On November 17, 2016, OSHA released a final rule that addresses slips, trips and falls in the workplace and establishes employer requirements for the use of personal fall protection systems. The rule is scheduled to go into effect on January 17, 2017. Once the rule goes into effect, organizations will have 60 days to meet certain compliance initiatives. OSHA says, “Most of the rule will become effective 60 days after it is published in the Federal Register, but some provisions have delayed effective dates, including:
- Ensuring exposed workers are trained on fall hazards (6 months);
- Ensuring workers who use equipment covered by the final rule are trained (6 months);
- Inspecting and certifying permanent anchorages for rope descent systems (1 year);
- Installing personal fall arrest or ladder safety systems on new fixed ladders over 24 feet and on replacement ladders/ladder sections, including fixed ladders on outdoor advertising structures (2 years);
- Ensuring existing fixed ladders over 24 feet, including those on outdoor advertising structures, are equipped with a cage, well, personal fall arrest system, or ladder safety system (2 years); and
- Replacing cages and wells (used as fall protection) with ladder safety or personal fall arrest systems on all fixed ladders over 24 feet (20 years).”
According to an OSHA Press Release on November 17, 2016, “The final rule’s most significant update is allowing employers to select the fall protection system that works best for them, choosing from a range of accepted options including personal fall protection systems. OSHA has permitted the use of personal fall protection systems in construction since 1994 and the final rule adopts similar requirements for general industry. Other changes include allowing employers to use rope descent systems up to 300 feet above a lower level; prohibiting the use of body belts as part of a personal fall arrest system; and requiring worker training on personal fall protection systems and fall equipment.” OSHA estimates that the new rule will help to prevent 29 fatalities and 5,842 lost-workday injuries every year.
There is a possibility that the rule will be overturned because it was implemented during the outgoing Obama administration. The Trump administration may choose to review the new rule, or it could be subject to the Congressional Review Act. If this occurs, lawmakers have 60 legislative days to overturn the regulation from the current or previous administration.

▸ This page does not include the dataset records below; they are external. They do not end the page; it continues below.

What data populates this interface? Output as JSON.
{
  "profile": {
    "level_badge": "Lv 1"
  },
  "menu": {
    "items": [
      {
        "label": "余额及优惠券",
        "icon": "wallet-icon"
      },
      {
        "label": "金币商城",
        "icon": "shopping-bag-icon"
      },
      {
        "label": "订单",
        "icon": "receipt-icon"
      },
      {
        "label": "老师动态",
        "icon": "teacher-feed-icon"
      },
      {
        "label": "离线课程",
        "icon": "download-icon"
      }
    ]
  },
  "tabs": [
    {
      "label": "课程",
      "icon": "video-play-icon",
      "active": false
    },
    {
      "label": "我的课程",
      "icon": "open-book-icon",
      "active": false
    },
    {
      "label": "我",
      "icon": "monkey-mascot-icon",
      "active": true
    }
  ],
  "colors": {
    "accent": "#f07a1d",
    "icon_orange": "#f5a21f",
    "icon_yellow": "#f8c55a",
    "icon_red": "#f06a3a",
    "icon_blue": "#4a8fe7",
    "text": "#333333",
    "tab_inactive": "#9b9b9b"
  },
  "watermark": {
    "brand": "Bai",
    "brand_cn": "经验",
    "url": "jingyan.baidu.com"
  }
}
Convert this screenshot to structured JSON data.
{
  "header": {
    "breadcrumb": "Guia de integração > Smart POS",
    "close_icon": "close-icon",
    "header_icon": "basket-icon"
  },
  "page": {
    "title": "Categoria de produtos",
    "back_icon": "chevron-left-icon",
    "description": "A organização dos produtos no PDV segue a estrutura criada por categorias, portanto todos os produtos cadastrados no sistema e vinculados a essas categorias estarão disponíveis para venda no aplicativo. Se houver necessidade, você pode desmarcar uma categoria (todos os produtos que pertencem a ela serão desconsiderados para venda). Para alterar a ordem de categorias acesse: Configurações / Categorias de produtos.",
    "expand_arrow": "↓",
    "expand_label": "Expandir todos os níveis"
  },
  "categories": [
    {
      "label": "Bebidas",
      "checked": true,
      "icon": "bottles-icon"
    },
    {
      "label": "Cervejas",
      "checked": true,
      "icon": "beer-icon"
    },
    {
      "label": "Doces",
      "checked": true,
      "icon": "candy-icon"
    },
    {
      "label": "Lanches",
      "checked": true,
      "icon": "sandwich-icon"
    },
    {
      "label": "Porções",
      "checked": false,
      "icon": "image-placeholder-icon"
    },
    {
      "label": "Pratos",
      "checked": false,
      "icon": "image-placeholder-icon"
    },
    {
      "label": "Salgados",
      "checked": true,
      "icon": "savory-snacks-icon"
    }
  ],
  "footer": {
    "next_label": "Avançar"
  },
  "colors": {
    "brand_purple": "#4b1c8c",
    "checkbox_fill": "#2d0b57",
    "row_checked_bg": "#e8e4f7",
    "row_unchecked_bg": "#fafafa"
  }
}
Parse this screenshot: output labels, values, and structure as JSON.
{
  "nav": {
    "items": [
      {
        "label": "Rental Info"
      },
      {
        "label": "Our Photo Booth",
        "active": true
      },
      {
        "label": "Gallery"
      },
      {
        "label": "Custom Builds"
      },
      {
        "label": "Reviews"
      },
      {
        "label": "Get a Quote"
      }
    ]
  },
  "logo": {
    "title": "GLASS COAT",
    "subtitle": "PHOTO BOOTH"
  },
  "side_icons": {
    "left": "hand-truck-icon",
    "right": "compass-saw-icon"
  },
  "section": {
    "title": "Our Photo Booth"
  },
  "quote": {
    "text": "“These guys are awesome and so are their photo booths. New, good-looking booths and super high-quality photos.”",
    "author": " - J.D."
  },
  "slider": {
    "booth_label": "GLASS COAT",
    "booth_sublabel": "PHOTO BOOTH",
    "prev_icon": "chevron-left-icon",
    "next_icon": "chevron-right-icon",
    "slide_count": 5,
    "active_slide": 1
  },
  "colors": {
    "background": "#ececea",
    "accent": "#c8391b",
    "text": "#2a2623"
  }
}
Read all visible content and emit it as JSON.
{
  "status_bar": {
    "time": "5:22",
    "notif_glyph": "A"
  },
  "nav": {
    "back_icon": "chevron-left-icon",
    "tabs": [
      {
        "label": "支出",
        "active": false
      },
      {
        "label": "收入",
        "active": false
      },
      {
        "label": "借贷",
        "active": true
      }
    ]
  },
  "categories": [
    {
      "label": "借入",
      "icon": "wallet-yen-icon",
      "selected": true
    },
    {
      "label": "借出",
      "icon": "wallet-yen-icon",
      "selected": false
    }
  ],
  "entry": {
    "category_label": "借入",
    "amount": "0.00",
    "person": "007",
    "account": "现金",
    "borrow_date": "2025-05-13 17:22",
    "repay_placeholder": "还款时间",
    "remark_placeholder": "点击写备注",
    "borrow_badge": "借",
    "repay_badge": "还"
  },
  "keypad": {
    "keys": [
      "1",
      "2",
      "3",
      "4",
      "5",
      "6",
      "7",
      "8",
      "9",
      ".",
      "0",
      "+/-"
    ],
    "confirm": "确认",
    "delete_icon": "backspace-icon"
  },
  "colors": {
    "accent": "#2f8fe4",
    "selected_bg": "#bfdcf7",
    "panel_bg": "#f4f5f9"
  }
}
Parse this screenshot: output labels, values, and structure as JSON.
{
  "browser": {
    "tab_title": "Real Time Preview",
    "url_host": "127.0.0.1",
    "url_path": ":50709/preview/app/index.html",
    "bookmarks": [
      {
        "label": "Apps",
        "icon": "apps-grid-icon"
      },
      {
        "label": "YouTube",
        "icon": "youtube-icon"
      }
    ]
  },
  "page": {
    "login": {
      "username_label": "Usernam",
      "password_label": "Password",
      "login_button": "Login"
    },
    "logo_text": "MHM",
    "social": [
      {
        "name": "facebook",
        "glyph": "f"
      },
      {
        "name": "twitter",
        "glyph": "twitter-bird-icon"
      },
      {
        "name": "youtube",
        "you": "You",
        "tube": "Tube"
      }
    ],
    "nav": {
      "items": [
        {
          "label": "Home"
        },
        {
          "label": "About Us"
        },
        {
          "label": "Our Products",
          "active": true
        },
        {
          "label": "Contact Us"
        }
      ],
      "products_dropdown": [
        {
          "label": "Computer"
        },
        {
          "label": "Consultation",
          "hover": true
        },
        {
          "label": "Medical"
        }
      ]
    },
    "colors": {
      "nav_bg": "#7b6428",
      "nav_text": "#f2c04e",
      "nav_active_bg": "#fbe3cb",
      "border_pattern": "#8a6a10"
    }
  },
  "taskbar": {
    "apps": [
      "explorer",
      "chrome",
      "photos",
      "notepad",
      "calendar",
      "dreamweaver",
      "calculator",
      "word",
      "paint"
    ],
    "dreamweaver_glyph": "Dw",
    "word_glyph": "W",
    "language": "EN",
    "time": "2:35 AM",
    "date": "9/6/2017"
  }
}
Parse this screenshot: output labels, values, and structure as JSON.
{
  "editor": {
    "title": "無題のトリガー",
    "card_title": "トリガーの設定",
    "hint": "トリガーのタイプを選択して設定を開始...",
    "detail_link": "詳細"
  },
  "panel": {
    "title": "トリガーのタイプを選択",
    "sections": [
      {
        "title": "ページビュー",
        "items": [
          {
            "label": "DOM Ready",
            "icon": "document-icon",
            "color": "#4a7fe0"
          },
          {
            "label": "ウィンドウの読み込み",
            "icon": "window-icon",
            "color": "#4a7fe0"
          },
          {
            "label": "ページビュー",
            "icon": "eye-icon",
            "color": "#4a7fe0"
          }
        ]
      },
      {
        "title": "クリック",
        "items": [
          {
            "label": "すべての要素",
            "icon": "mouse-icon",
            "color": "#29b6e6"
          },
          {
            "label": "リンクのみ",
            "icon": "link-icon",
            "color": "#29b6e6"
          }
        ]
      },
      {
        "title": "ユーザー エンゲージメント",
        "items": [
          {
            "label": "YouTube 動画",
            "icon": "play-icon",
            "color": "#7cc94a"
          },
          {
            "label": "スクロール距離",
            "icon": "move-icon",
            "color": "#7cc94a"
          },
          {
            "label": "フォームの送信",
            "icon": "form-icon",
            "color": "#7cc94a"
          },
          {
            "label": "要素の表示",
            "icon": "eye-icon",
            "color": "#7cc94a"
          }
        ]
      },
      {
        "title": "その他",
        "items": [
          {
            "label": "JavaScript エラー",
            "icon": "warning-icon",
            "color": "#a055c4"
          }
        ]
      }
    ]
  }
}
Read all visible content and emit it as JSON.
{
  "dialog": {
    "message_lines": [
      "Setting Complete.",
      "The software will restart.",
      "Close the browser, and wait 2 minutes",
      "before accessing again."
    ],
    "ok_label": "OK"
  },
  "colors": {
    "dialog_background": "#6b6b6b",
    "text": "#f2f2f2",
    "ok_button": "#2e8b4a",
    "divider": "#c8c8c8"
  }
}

The Congressional Review Act was used in 2001 to overturn the OSHA Ergonomics standard.